Print the data exactly. Pictures stay out.

(Website and app data records)
┄┄┄┄┄┄┄┄┄┄┄┄┄┄┄┄┄┄┄┄

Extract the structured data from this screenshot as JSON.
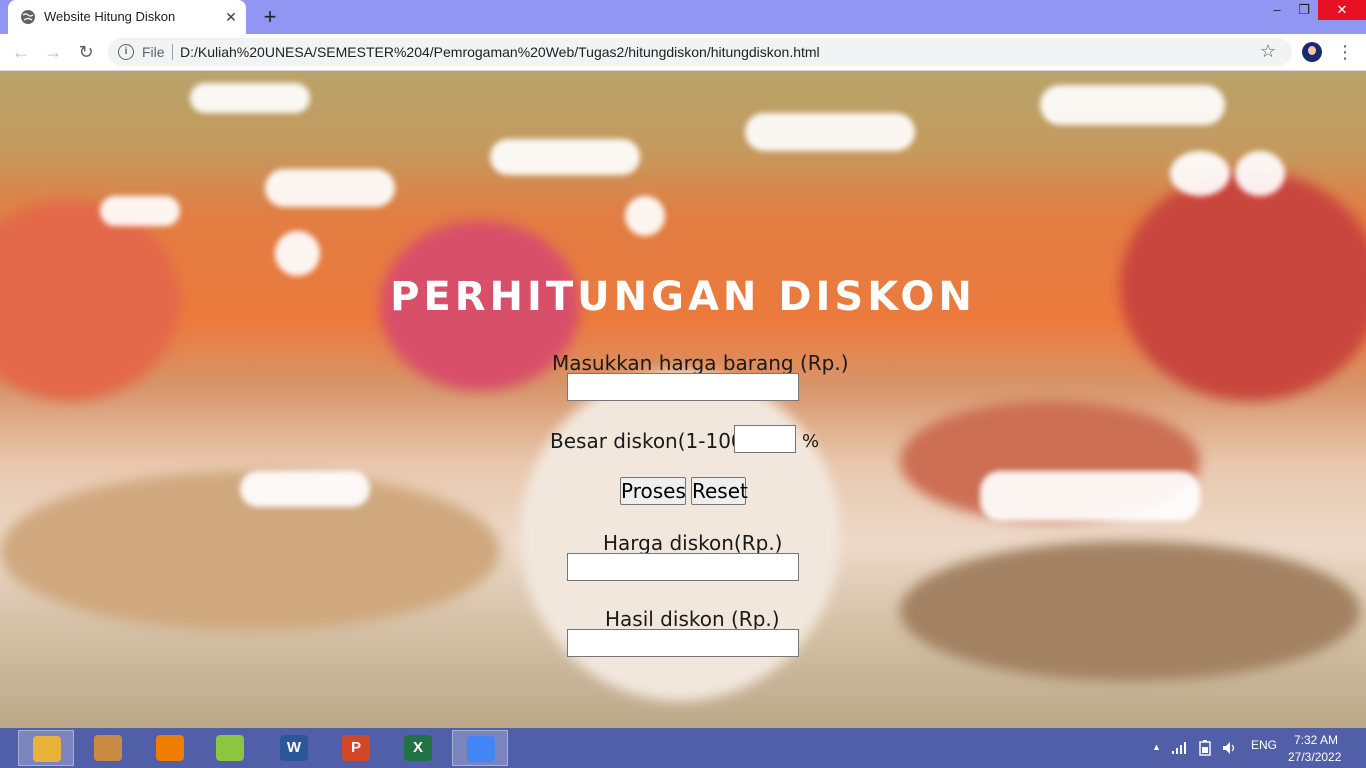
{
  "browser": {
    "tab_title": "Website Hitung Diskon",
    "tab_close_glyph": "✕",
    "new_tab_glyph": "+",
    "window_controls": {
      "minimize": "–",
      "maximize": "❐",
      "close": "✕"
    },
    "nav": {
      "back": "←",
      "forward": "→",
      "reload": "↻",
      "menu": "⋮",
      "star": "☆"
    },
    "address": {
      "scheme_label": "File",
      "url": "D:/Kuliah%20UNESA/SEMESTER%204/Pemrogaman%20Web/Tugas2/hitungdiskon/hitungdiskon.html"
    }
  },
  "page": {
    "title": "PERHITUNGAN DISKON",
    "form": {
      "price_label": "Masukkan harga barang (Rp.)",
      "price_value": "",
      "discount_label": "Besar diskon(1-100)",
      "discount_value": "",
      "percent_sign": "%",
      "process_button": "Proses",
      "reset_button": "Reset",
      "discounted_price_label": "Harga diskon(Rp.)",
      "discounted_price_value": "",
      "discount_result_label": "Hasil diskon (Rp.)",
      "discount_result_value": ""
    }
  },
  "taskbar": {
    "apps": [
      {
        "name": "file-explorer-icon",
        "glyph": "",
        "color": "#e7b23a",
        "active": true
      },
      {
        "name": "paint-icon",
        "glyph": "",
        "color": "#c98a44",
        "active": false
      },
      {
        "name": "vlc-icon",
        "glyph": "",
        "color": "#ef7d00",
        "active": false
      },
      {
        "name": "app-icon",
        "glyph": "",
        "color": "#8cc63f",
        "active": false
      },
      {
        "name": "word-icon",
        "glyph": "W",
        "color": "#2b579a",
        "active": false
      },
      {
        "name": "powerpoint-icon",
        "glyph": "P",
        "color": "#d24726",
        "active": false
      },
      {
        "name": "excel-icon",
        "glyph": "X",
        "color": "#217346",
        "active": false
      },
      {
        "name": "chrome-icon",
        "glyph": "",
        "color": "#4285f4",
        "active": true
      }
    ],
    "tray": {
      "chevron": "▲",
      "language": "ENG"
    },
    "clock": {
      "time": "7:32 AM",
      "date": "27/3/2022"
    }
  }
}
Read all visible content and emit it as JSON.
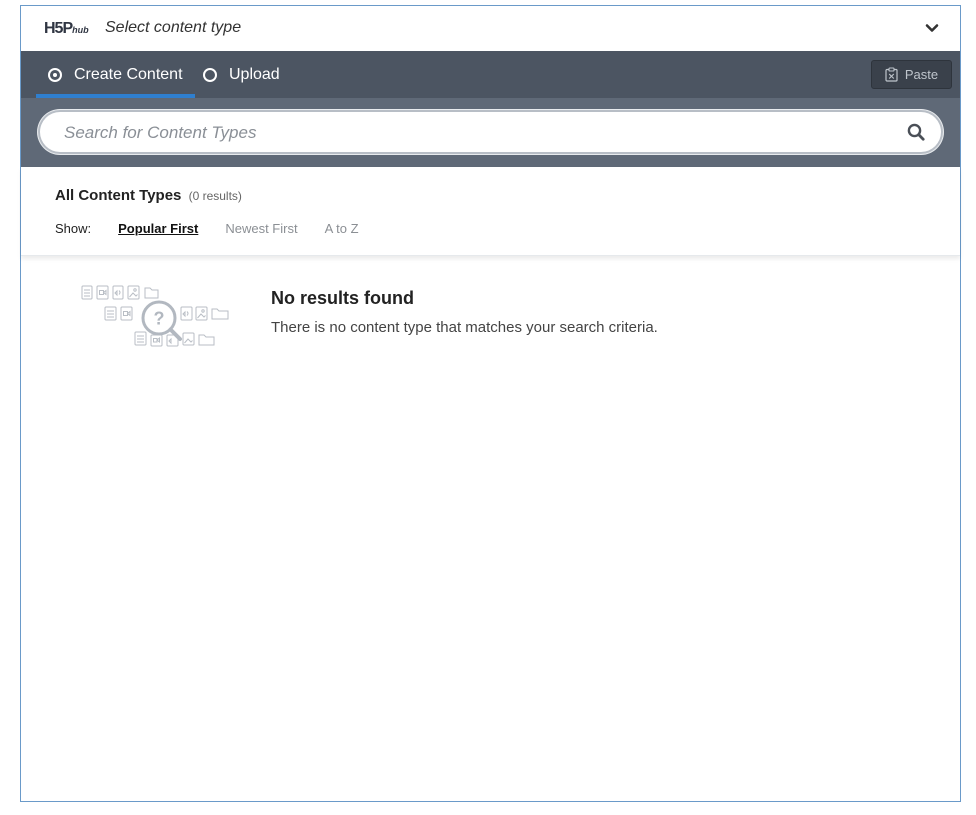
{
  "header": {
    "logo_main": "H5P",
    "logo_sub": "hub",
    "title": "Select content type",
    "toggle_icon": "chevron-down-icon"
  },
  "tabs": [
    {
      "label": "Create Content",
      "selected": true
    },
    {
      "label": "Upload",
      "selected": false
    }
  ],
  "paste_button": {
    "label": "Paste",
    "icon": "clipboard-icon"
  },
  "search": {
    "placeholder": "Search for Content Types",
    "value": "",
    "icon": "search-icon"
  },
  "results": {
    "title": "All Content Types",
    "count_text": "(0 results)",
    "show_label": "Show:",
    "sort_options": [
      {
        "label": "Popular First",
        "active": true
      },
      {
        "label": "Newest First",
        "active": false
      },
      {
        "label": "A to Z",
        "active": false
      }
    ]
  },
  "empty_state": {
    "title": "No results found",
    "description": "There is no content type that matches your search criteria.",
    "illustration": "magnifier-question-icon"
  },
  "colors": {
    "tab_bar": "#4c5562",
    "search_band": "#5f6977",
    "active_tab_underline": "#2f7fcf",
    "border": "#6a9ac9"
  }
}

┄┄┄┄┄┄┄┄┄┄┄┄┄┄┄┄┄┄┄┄

ANSWER AREA:
Extract the structured data from this screenshot as JSON.
{
  "browser": {
    "tab_title": "Website Hitung Diskon",
    "tab_close_glyph": "✕",
    "new_tab_glyph": "+",
    "window_controls": {
      "minimize": "–",
      "maximize": "❐",
      "close": "✕"
    },
    "nav": {
      "back": "←",
      "forward": "→",
      "reload": "↻",
      "menu": "⋮",
      "star": "☆"
    },
    "address": {
      "scheme_label": "File",
      "url": "D:/Kuliah%20UNESA/SEMESTER%204/Pemrogaman%20Web/Tugas2/hitungdiskon/hitungdiskon.html"
    }
  },
  "page": {
    "title": "PERHITUNGAN DISKON",
    "form": {
      "price_label": "Masukkan harga barang (Rp.)",
      "price_value": "",
      "discount_label": "Besar diskon(1-100)",
      "discount_value": "",
      "percent_sign": "%",
      "process_button": "Proses",
      "reset_button": "Reset",
      "discounted_price_label": "Harga diskon(Rp.)",
      "discounted_price_value": "",
      "discount_result_label": "Hasil diskon (Rp.)",
      "discount_result_value": ""
    }
  },
  "taskbar": {
    "apps": [
      {
        "name": "file-explorer-icon",
        "glyph": "",
        "color": "#e7b23a",
        "active": true
      },
      {
        "name": "paint-icon",
        "glyph": "",
        "color": "#c98a44",
        "active": false
      },
      {
        "name": "vlc-icon",
        "glyph": "",
        "color": "#ef7d00",
        "active": false
      },
      {
        "name": "app-icon",
        "glyph": "",
        "color": "#8cc63f",
        "active": false
      },
      {
        "name": "word-icon",
        "glyph": "W",
        "color": "#2b579a",
        "active": false
      },
      {
        "name": "powerpoint-icon",
        "glyph": "P",
        "color": "#d24726",
        "active": false
      },
      {
        "name": "excel-icon",
        "glyph": "X",
        "color": "#217346",
        "active": false
      },
      {
        "name": "chrome-icon",
        "glyph": "",
        "color": "#4285f4",
        "active": true
      }
    ],
    "tray": {
      "chevron": "▲",
      "language": "ENG"
    },
    "clock": {
      "time": "7:32 AM",
      "date": "27/3/2022"
    }
  }
}
Read all visible content and emit it as JSON.
{
  "header": {
    "logo_main": "H5P",
    "logo_sub": "hub",
    "title": "Select content type",
    "toggle_icon": "chevron-down-icon"
  },
  "tabs": [
    {
      "label": "Create Content",
      "selected": true
    },
    {
      "label": "Upload",
      "selected": false
    }
  ],
  "paste_button": {
    "label": "Paste",
    "icon": "clipboard-icon"
  },
  "search": {
    "placeholder": "Search for Content Types",
    "value": "",
    "icon": "search-icon"
  },
  "results": {
    "title": "All Content Types",
    "count_text": "(0 results)",
    "show_label": "Show:",
    "sort_options": [
      {
        "label": "Popular First",
        "active": true
      },
      {
        "label": "Newest First",
        "active": false
      },
      {
        "label": "A to Z",
        "active": false
      }
    ]
  },
  "empty_state": {
    "title": "No results found",
    "description": "There is no content type that matches your search criteria.",
    "illustration": "magnifier-question-icon"
  },
  "colors": {
    "tab_bar": "#4c5562",
    "search_band": "#5f6977",
    "active_tab_underline": "#2f7fcf",
    "border": "#6a9ac9"
  }
}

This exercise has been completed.